Smart researchers who study leadership behavior tell us we can examine what we are thinking about and understand how our thoughts impact our emotions and behaviors. In a reciprocal manner, our repeated behaviors affect our thinking. Researchers say we can make desired changes in our lives by noticing what we are thinking and doing, and by taking deliberate steps to build new habits.
Thought leaders tell us we can pinpoint and decrease negative stressors in our lives that are within our sphere of control. In addition, researchers have discovered that we must add specific, positive experiences into our lives to increase our well-being. Personal negative habits decreased, and personal positive experiences increased is your recipe to more positivity. You can think, feel and do better. You can increase your positivity ratio.
The challenge for busy, productive leaders is real. Do we have time to think about our thinking? Will we create some margin so we can consider our behaviors, and devote energy to increase the positive in our lives? Will we do this work for ourselves that only we can do?
As professionals, we desire excellence and work hard to achieve our important goals. I imagine you are adept at pushing through barriers. You are committed to working hard in a less-than-perfect world. But at times, I know the good things can grow dim and your energy wanes. Recurring irritants out of your sphere of control maintain their presence in your work. The negativity of others persists. Because these truths are a realistic part of our lives, I encourage you to consider your personal well-being as something as important as your work. You must take care of yourself to do good work.
Between now and the end of 2018 are you willing to try a personal experiment to increase your positivity ratio? We are entering a challenging busy season, with many stressors present. What a great time to begin!
Here’s a simple formula: (1) Consider two daily negative behaviors that are draining for you. Commit to do less of these behaviors or delete them completely. Be deliberate. (2) Choose two daily positive behaviors that give you joy and the proper perspective.
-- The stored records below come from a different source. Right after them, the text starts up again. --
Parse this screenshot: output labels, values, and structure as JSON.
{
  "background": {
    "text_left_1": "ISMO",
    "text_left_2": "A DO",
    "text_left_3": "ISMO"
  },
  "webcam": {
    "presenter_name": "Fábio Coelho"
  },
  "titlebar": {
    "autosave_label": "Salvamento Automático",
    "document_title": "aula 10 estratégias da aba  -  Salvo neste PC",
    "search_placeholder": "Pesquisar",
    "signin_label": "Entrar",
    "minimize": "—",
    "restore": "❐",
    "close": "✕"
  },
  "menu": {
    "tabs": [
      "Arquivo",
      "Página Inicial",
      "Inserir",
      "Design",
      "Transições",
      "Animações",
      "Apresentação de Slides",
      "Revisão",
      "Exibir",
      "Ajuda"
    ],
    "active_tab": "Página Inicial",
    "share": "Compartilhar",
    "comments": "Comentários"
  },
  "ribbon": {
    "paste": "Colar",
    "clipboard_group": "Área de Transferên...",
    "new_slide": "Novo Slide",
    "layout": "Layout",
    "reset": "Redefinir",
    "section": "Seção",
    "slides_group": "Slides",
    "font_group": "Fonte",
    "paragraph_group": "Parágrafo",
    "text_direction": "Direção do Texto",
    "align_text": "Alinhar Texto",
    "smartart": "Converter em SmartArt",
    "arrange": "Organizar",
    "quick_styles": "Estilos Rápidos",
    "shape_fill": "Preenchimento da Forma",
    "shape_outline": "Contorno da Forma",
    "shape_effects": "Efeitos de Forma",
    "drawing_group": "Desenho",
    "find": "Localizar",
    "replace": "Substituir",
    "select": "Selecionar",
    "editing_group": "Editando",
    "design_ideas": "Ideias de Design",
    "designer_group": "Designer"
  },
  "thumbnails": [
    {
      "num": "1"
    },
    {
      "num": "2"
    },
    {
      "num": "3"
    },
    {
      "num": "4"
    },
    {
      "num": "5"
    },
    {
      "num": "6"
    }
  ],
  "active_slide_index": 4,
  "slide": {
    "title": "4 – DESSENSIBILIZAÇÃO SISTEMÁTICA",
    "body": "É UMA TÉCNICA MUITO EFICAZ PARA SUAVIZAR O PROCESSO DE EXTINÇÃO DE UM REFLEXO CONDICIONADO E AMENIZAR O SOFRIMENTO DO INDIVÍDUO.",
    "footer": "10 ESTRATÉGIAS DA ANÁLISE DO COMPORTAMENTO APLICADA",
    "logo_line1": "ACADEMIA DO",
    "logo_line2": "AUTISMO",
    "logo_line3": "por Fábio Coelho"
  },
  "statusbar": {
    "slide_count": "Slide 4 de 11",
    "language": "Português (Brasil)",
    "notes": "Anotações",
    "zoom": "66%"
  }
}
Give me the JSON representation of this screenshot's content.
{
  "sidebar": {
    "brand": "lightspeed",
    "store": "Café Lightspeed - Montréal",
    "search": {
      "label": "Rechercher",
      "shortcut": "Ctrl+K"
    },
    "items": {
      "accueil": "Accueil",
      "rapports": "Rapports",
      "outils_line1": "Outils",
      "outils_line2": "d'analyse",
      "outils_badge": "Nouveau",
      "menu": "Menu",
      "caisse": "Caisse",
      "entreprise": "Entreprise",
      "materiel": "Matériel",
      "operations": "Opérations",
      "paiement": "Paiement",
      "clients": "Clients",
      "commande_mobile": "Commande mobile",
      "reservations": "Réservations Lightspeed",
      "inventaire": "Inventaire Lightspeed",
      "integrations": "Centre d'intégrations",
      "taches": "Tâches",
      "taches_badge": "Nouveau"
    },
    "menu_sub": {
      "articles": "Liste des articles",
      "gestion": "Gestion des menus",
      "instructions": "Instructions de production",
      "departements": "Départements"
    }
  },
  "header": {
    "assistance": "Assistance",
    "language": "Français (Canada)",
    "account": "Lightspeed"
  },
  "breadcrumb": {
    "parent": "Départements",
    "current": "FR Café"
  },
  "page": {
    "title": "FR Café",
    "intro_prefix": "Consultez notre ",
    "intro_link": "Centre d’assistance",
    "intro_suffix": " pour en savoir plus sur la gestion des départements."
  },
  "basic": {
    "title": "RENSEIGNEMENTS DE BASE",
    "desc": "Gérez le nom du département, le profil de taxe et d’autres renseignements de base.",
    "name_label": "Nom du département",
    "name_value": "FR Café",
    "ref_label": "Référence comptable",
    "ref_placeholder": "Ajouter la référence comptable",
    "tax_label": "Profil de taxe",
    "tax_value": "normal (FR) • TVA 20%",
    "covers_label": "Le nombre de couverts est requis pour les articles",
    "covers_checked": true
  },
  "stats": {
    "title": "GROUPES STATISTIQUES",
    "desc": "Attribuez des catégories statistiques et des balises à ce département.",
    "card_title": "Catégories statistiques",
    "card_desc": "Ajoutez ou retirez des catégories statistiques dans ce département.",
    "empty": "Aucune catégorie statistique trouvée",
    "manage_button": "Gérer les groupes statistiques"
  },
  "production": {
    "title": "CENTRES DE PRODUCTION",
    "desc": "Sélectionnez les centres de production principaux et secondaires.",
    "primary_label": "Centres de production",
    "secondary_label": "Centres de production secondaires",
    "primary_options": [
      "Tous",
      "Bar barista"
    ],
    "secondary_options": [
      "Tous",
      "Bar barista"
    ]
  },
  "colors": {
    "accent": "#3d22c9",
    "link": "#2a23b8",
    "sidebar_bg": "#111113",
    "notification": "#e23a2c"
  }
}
These are activities that help you be the real you, that renew you and fill you. If you need to create new positive behaviors, or revive life-giving activities you used to do, do it. Add these specific positive behaviors into your weekly schedule. Be deliberate.
As a coach, I encourage you give yourself a specific timeframe for this experiment, notice what’s happening along the way, and celebrate your successes. What do you imagine you will be thinking, feeling, and doing when your experiment concludes? What will be different for you?
Taking deliberate steps to increase your “positivity ratio” is learned behavior. You can change your mind and produce more positive emotions, energy, and better performance for yourself. How will you begin today?
For creative ideas about life-giving, positive activities, I recommend, “Creating Your Best Life: The Ultimate Life List Guide”, by Caroline Adams Miller & Dr. Michael B. Frisch.
Interested in moving forward with coaching? Please contact me at www.mcwhertercoaching.com today.